These days, three secular tailwinds, the emergence of a global middle class, aging populations in the U.S., Europe and Japan, and ongoing technological advances provide the backdrop for the fund’s investment decisions. In line with the first theme, most of the fund’s China holdings are in consumer-related companies. This represents a marked shift from the fund’s strategy several years ago, when the migration of rural populations to cities drew the focus to stocks related to commodities and infrastructure build-out.

With much of that migration slowing down, the country’s growing urban consumer base and its buying power is now driving the selection process. “Only 37% of GDP in China is consumer-driven, versus 68% in the U.S., so there is still a lot of growth potential,” he says. “And even though annual economic growth has settled in the 5% to 7% range, that’s still a growth rate we’d love to have in the U.S.”

In line with that consumer theme is fund holding Didi Chuxing, which has a share of more than 90% of China’s nascent ride-sharing industry. Founded in 2012, the privately held company is now a top 10 holding in the fund. Goei believes that investors in the company, which include Apple, Tencent and Alibaba, will want to monetize through an IPO within the next couple of years. “With a sizable urban population, poor public transportation and [a] low level of car ownership, China is particularly well suited for this type of business,” he says.

Even though Japan represents a sizable chunk of the benchmark index, the fund has no holdings in that country. Goei believes company practices in the country aren’t friendly enough to shareholders, although he says he’s keeping an open mind about investing there should that change. On the other hand, U.S. companies represent a sizable portion of the fund at 54% of assets, while those based in Asia account for another 27%.

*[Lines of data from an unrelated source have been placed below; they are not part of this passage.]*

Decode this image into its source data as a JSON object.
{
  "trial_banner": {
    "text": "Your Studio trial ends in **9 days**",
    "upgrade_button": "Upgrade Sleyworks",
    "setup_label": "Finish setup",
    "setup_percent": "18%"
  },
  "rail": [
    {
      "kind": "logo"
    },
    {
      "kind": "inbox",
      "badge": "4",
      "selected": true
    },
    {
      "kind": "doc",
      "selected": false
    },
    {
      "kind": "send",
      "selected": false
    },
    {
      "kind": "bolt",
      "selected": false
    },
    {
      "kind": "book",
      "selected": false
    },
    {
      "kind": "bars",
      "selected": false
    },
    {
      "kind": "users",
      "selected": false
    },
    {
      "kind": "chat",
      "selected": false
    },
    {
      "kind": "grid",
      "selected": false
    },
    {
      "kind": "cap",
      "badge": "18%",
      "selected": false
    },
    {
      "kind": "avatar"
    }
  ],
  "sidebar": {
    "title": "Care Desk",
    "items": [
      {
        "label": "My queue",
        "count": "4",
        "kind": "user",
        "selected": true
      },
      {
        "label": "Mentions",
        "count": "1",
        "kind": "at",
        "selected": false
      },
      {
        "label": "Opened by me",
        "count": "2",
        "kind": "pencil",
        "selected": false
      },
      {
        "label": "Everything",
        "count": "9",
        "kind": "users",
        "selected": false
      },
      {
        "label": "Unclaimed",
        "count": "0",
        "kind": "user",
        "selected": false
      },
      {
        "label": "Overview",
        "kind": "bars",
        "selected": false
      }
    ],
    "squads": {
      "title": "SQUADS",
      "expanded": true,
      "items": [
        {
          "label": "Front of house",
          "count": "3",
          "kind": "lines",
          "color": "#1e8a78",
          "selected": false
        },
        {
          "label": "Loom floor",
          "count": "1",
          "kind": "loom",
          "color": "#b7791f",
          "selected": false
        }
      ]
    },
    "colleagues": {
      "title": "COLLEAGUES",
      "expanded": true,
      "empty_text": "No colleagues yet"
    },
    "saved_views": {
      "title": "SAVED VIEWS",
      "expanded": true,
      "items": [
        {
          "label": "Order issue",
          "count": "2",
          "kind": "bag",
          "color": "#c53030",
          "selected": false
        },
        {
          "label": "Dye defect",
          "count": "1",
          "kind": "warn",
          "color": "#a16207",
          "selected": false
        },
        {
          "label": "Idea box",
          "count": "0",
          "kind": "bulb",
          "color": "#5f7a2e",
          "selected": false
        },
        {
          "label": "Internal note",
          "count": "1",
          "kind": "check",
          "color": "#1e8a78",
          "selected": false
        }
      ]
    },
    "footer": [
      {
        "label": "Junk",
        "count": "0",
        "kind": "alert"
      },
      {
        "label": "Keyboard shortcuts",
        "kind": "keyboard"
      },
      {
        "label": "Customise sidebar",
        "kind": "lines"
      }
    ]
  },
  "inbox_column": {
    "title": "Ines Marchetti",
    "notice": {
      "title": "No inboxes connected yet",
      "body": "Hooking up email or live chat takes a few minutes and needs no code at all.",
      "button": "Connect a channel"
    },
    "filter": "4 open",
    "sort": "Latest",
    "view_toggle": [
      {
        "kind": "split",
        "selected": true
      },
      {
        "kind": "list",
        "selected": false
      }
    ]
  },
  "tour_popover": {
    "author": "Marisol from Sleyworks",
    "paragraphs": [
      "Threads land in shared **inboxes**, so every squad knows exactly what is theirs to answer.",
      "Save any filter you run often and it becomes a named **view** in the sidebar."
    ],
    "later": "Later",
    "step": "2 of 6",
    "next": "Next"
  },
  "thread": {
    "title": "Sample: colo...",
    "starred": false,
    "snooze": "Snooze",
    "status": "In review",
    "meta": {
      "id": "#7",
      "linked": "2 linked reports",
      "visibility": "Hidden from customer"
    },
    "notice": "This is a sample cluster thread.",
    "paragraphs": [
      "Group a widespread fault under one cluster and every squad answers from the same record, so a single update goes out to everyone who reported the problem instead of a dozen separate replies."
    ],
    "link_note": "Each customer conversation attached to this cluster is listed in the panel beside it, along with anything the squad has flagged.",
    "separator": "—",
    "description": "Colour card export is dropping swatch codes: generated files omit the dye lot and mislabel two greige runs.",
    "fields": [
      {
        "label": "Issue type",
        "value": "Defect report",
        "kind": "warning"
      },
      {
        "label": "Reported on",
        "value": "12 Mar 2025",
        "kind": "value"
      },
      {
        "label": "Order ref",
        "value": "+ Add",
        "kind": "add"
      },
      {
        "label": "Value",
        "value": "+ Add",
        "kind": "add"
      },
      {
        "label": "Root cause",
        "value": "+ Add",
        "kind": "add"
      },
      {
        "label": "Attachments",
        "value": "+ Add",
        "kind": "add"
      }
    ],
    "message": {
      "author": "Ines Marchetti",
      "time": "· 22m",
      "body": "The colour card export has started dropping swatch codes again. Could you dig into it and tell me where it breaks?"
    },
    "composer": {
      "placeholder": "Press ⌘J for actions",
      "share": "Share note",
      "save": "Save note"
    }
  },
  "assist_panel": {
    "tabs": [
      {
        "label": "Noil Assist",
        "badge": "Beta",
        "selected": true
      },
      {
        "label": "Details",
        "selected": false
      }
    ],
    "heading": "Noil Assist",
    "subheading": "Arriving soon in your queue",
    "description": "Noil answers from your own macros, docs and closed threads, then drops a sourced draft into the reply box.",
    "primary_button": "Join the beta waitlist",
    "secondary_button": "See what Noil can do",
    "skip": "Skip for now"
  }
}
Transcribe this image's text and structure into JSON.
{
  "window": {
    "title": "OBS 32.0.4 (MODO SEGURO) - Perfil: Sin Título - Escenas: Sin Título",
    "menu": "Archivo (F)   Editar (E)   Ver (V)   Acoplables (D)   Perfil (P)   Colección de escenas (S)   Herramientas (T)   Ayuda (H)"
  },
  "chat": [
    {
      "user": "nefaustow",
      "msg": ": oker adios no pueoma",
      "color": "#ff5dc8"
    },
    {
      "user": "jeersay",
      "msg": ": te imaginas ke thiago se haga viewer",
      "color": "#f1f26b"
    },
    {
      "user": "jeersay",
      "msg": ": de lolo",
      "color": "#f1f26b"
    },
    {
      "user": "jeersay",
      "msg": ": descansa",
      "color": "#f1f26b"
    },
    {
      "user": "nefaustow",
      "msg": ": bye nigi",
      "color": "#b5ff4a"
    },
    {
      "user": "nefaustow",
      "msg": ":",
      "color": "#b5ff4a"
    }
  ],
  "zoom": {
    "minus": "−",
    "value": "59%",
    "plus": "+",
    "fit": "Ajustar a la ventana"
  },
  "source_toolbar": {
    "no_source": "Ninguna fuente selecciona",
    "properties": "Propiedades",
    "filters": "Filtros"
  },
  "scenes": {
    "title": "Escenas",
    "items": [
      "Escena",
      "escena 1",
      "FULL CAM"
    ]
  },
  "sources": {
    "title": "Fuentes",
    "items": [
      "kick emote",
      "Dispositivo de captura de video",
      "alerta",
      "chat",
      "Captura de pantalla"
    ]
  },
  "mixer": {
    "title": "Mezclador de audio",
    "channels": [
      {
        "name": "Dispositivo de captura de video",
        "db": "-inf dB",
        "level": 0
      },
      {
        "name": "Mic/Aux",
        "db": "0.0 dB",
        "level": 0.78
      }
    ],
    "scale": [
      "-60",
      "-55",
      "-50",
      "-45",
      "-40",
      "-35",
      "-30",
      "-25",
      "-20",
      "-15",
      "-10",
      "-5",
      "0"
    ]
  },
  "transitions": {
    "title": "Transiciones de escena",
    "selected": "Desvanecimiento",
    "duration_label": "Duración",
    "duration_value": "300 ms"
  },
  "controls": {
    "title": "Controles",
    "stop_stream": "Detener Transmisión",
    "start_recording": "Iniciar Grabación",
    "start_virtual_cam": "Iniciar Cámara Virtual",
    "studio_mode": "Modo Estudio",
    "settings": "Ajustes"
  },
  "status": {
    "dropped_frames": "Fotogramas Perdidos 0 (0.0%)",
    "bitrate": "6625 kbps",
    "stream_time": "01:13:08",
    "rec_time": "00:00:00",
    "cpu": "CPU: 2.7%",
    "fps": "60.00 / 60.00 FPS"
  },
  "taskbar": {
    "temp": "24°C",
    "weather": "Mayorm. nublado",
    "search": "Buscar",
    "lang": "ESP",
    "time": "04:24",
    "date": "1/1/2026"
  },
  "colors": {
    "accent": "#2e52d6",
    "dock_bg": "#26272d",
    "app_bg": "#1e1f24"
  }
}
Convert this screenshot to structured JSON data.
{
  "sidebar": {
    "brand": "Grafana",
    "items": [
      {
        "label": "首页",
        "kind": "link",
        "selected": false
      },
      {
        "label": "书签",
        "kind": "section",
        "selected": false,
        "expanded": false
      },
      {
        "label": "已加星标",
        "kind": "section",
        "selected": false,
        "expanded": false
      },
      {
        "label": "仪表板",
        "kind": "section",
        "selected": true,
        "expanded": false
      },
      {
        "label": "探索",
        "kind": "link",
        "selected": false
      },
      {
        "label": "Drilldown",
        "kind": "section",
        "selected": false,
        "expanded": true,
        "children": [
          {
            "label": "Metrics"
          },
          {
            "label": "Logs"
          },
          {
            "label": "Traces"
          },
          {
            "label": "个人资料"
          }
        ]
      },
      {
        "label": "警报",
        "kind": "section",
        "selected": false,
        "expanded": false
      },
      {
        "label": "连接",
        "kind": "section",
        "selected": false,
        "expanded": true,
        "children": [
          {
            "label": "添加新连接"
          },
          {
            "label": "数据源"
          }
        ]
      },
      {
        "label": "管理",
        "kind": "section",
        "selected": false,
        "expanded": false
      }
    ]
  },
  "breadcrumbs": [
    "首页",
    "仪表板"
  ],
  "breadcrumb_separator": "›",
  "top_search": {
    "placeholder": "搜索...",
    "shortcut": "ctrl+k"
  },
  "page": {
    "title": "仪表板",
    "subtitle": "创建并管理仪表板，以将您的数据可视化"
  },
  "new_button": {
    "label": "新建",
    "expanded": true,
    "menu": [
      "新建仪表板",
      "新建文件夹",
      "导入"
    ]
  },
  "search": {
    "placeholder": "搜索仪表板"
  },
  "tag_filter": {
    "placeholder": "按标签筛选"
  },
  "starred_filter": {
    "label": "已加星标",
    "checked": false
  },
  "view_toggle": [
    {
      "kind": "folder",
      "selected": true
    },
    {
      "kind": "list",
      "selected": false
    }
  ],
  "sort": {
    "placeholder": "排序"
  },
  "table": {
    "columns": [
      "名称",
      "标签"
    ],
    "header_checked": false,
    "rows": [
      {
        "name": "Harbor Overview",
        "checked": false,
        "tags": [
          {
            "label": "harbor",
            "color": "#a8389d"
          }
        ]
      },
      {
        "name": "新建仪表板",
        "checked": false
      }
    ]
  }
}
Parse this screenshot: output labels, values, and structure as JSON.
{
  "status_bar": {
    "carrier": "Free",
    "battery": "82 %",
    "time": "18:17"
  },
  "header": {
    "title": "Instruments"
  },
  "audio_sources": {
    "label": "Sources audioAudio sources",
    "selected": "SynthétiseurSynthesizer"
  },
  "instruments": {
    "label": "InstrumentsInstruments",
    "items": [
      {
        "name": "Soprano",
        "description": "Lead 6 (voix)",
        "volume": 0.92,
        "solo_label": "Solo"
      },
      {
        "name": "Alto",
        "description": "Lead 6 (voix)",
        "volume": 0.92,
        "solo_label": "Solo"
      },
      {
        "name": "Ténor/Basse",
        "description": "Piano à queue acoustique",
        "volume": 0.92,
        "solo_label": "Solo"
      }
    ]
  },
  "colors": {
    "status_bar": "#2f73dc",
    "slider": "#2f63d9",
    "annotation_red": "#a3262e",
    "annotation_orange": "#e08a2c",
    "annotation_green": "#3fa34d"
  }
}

Stocks from other areas include South African multinational Naspers. The company, which has a massive $70 billion market capitalization but is virtually unheard of to most investors, owns a diverse array of media and internet holdings in emerging markets. Its satellite TV business is the largest in Africa, and its online classified ad business operates in 31 countries including Brazil, Russia and India. In 2010, Naspers became an early investor in China internet portal Tencent Holdings, and today the company’s 33% stake alone is worth $80 billion.

In the U.S. sleeve, United Technologies is a holding with a durable business, innovative culture and attractive price based on owner earnings. Its business segments have highly familiar brand names such as Pratt & Whitney jet engines and aerospace parts, Otis Elevator and Carrier heating and ventilation systems. Its innovative products include a jet engine that significantly reduces fuel consumption, environmental emissions and noise levels during takeoff and landing.

Energy companies make up around 13% of the portfolio. At almost 6% of assets, Canadian oil and gas producer Encana is by far the largest holding in the group. Goei usually avoids commodity producers because they are capital intensive and driven by commodity prices, but he’s impressed by Encana’s low-cost production, ample reserves and management focus on shareholder returns. The company should benefit from an increase in energy prices, which Goei believes is likely to continue as global demand grows.